■ TASK DIRECTIONS ■
Write each entry again exactly as shown, but without the images it holds.

■ Interface dataset entries ■
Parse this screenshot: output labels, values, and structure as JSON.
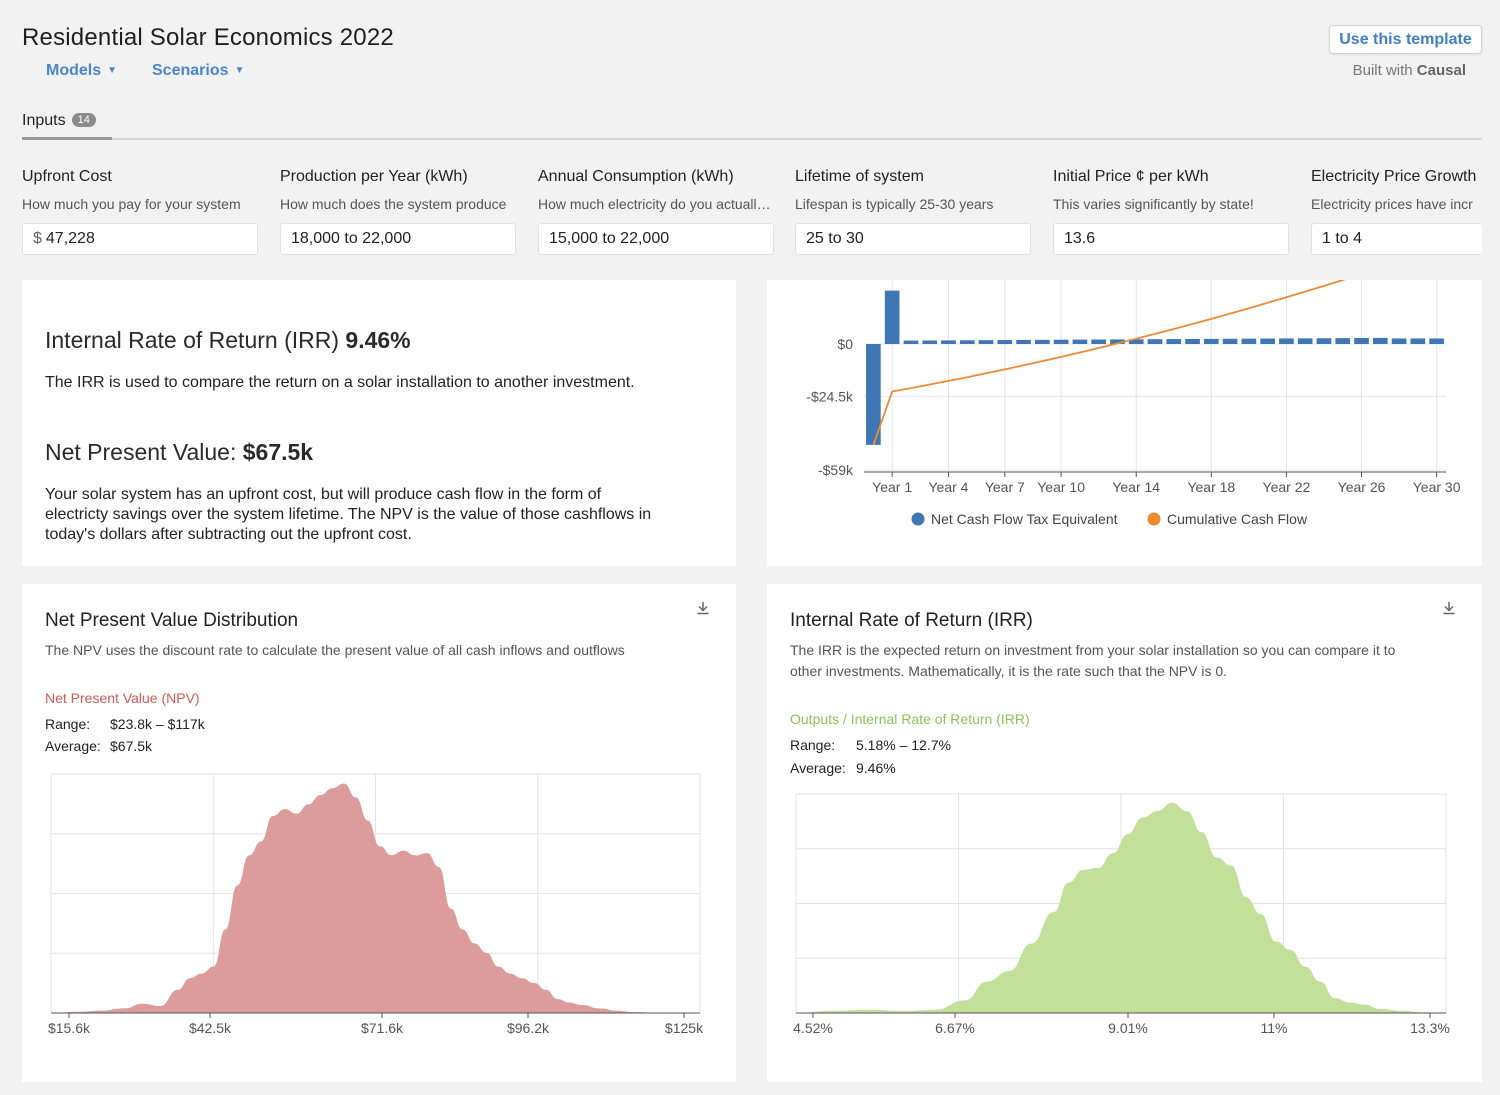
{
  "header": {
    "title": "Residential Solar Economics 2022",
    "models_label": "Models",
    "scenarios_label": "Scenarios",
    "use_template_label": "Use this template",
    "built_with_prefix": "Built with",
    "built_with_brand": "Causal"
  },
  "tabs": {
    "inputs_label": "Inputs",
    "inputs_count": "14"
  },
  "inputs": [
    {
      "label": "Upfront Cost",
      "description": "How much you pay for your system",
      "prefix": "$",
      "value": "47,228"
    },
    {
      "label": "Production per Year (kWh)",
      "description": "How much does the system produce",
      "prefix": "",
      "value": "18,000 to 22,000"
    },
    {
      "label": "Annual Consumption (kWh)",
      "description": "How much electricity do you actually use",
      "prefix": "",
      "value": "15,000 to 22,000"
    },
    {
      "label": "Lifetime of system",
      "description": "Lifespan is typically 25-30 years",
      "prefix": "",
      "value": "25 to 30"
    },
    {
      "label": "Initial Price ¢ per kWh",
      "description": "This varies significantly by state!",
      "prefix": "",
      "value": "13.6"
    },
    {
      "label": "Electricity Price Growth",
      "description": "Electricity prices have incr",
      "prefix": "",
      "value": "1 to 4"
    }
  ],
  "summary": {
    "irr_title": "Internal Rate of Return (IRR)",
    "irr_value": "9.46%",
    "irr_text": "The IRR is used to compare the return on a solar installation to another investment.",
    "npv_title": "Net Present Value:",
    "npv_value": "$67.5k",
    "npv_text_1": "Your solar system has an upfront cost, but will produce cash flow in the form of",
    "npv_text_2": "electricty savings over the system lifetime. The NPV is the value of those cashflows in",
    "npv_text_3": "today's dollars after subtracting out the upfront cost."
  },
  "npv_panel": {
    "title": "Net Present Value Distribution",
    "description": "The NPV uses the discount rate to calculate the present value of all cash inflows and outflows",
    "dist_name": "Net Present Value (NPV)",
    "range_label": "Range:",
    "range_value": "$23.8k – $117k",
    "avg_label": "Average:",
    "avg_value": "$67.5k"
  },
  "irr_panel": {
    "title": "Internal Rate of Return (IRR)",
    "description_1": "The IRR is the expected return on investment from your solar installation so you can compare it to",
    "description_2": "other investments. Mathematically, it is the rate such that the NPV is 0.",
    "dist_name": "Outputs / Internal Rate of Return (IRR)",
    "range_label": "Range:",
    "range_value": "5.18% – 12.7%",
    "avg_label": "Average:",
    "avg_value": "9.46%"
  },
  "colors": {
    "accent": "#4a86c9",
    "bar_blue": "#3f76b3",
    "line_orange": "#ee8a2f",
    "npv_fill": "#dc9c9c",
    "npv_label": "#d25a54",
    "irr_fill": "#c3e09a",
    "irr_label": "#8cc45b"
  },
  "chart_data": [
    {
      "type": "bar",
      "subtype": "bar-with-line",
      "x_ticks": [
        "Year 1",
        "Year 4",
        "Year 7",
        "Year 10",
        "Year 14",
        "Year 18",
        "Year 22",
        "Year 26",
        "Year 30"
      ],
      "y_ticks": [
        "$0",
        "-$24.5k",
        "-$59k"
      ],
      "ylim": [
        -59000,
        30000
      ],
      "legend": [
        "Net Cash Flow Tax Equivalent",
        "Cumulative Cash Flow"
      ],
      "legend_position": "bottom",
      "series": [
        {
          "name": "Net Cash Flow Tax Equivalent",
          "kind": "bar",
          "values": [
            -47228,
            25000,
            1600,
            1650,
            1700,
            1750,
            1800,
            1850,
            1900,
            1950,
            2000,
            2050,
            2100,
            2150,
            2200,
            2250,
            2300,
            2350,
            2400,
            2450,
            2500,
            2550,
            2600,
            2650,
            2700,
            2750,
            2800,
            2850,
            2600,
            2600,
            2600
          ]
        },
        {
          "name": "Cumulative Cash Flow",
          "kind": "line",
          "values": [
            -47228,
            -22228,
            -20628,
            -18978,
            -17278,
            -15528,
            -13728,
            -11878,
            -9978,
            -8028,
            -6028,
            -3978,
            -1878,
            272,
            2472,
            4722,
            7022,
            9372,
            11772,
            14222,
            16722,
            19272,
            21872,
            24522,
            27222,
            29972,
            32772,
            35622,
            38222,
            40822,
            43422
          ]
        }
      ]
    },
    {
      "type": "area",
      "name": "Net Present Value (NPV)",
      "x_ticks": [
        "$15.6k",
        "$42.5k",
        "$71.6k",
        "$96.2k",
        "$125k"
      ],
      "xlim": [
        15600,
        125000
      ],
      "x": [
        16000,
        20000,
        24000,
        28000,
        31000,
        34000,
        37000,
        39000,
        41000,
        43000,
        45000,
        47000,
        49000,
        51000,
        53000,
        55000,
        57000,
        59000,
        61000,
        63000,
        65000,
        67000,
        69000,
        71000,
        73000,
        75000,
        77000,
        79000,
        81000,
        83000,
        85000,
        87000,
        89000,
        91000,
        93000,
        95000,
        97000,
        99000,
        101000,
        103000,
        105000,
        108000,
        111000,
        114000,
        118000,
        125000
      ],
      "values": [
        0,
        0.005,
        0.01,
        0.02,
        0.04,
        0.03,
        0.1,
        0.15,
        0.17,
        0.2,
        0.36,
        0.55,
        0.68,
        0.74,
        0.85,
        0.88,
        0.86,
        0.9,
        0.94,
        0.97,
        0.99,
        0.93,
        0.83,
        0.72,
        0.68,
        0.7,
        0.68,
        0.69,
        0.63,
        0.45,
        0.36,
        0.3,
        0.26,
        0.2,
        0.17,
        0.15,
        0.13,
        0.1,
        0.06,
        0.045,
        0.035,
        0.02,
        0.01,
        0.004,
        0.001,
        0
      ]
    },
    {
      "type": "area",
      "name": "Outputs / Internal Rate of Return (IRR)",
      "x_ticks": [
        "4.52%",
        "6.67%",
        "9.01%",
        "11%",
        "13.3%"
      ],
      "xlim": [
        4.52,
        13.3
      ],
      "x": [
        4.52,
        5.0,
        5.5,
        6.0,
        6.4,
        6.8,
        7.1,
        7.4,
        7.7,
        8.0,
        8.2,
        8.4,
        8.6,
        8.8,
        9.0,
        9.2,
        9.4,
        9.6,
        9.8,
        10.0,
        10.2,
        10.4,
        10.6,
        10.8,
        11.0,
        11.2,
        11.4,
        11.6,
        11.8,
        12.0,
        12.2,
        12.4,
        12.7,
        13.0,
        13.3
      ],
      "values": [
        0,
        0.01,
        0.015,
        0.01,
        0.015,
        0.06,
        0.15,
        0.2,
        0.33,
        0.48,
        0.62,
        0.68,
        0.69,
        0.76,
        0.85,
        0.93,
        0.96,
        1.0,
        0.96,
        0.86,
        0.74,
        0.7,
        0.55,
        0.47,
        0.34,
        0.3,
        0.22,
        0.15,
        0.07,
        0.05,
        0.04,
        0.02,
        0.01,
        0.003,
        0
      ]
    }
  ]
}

■ TASK RESPONSE ■
Parse this screenshot: output labels, values, and structure as JSON.
{
  "header": {
    "title": "Residential Solar Economics 2022",
    "models_label": "Models",
    "scenarios_label": "Scenarios",
    "use_template_label": "Use this template",
    "built_with_prefix": "Built with",
    "built_with_brand": "Causal"
  },
  "tabs": {
    "inputs_label": "Inputs",
    "inputs_count": "14"
  },
  "inputs": [
    {
      "label": "Upfront Cost",
      "description": "How much you pay for your system",
      "prefix": "$",
      "value": "47,228"
    },
    {
      "label": "Production per Year (kWh)",
      "description": "How much does the system produce",
      "prefix": "",
      "value": "18,000 to 22,000"
    },
    {
      "label": "Annual Consumption (kWh)",
      "description": "How much electricity do you actually use",
      "prefix": "",
      "value": "15,000 to 22,000"
    },
    {
      "label": "Lifetime of system",
      "description": "Lifespan is typically 25-30 years",
      "prefix": "",
      "value": "25 to 30"
    },
    {
      "label": "Initial Price ¢ per kWh",
      "description": "This varies significantly by state!",
      "prefix": "",
      "value": "13.6"
    },
    {
      "label": "Electricity Price Growth",
      "description": "Electricity prices have incr",
      "prefix": "",
      "value": "1 to 4"
    }
  ],
  "summary": {
    "irr_title": "Internal Rate of Return (IRR)",
    "irr_value": "9.46%",
    "irr_text": "The IRR is used to compare the return on a solar installation to another investment.",
    "npv_title": "Net Present Value:",
    "npv_value": "$67.5k",
    "npv_text_1": "Your solar system has an upfront cost, but will produce cash flow in the form of",
    "npv_text_2": "electricty savings over the system lifetime. The NPV is the value of those cashflows in",
    "npv_text_3": "today's dollars after subtracting out the upfront cost."
  },
  "npv_panel": {
    "title": "Net Present Value Distribution",
    "description": "The NPV uses the discount rate to calculate the present value of all cash inflows and outflows",
    "dist_name": "Net Present Value (NPV)",
    "range_label": "Range:",
    "range_value": "$23.8k – $117k",
    "avg_label": "Average:",
    "avg_value": "$67.5k"
  },
  "irr_panel": {
    "title": "Internal Rate of Return (IRR)",
    "description_1": "The IRR is the expected return on investment from your solar installation so you can compare it to",
    "description_2": "other investments. Mathematically, it is the rate such that the NPV is 0.",
    "dist_name": "Outputs / Internal Rate of Return (IRR)",
    "range_label": "Range:",
    "range_value": "5.18% – 12.7%",
    "avg_label": "Average:",
    "avg_value": "9.46%"
  },
  "colors": {
    "accent": "#4a86c9",
    "bar_blue": "#3f76b3",
    "line_orange": "#ee8a2f",
    "npv_fill": "#dc9c9c",
    "npv_label": "#d25a54",
    "irr_fill": "#c3e09a",
    "irr_label": "#8cc45b"
  },
  "chart_data": [
    {
      "type": "bar",
      "subtype": "bar-with-line",
      "x_ticks": [
        "Year 1",
        "Year 4",
        "Year 7",
        "Year 10",
        "Year 14",
        "Year 18",
        "Year 22",
        "Year 26",
        "Year 30"
      ],
      "y_ticks": [
        "$0",
        "-$24.5k",
        "-$59k"
      ],
      "ylim": [
        -59000,
        30000
      ],
      "legend": [
        "Net Cash Flow Tax Equivalent",
        "Cumulative Cash Flow"
      ],
      "legend_position": "bottom",
      "series": [
        {
          "name": "Net Cash Flow Tax Equivalent",
          "kind": "bar",
          "values": [
            -47228,
            25000,
            1600,
            1650,
            1700,
            1750,
            1800,
            1850,
            1900,
            1950,
            2000,
            2050,
            2100,
            2150,
            2200,
            2250,
            2300,
            2350,
            2400,
            2450,
            2500,
            2550,
            2600,
            2650,
            2700,
            2750,
            2800,
            2850,
            2600,
            2600,
            2600
          ]
        },
        {
          "name": "Cumulative Cash Flow",
          "kind": "line",
          "values": [
            -47228,
            -22228,
            -20628,
            -18978,
            -17278,
            -15528,
            -13728,
            -11878,
            -9978,
            -8028,
            -6028,
            -3978,
            -1878,
            272,
            2472,
            4722,
            7022,
            9372,
            11772,
            14222,
            16722,
            19272,
            21872,
            24522,
            27222,
            29972,
            32772,
            35622,
            38222,
            40822,
            43422
          ]
        }
      ]
    },
    {
      "type": "area",
      "name": "Net Present Value (NPV)",
      "x_ticks": [
        "$15.6k",
        "$42.5k",
        "$71.6k",
        "$96.2k",
        "$125k"
      ],
      "xlim": [
        15600,
        125000
      ],
      "x": [
        16000,
        20000,
        24000,
        28000,
        31000,
        34000,
        37000,
        39000,
        41000,
        43000,
        45000,
        47000,
        49000,
        51000,
        53000,
        55000,
        57000,
        59000,
        61000,
        63000,
        65000,
        67000,
        69000,
        71000,
        73000,
        75000,
        77000,
        79000,
        81000,
        83000,
        85000,
        87000,
        89000,
        91000,
        93000,
        95000,
        97000,
        99000,
        101000,
        103000,
        105000,
        108000,
        111000,
        114000,
        118000,
        125000
      ],
      "values": [
        0,
        0.005,
        0.01,
        0.02,
        0.04,
        0.03,
        0.1,
        0.15,
        0.17,
        0.2,
        0.36,
        0.55,
        0.68,
        0.74,
        0.85,
        0.88,
        0.86,
        0.9,
        0.94,
        0.97,
        0.99,
        0.93,
        0.83,
        0.72,
        0.68,
        0.7,
        0.68,
        0.69,
        0.63,
        0.45,
        0.36,
        0.3,
        0.26,
        0.2,
        0.17,
        0.15,
        0.13,
        0.1,
        0.06,
        0.045,
        0.035,
        0.02,
        0.01,
        0.004,
        0.001,
        0
      ]
    },
    {
      "type": "area",
      "name": "Outputs / Internal Rate of Return (IRR)",
      "x_ticks": [
        "4.52%",
        "6.67%",
        "9.01%",
        "11%",
        "13.3%"
      ],
      "xlim": [
        4.52,
        13.3
      ],
      "x": [
        4.52,
        5.0,
        5.5,
        6.0,
        6.4,
        6.8,
        7.1,
        7.4,
        7.7,
        8.0,
        8.2,
        8.4,
        8.6,
        8.8,
        9.0,
        9.2,
        9.4,
        9.6,
        9.8,
        10.0,
        10.2,
        10.4,
        10.6,
        10.8,
        11.0,
        11.2,
        11.4,
        11.6,
        11.8,
        12.0,
        12.2,
        12.4,
        12.7,
        13.0,
        13.3
      ],
      "values": [
        0,
        0.01,
        0.015,
        0.01,
        0.015,
        0.06,
        0.15,
        0.2,
        0.33,
        0.48,
        0.62,
        0.68,
        0.69,
        0.76,
        0.85,
        0.93,
        0.96,
        1.0,
        0.96,
        0.86,
        0.74,
        0.7,
        0.55,
        0.47,
        0.34,
        0.3,
        0.22,
        0.15,
        0.07,
        0.05,
        0.04,
        0.02,
        0.01,
        0.003,
        0
      ]
    }
  ]
}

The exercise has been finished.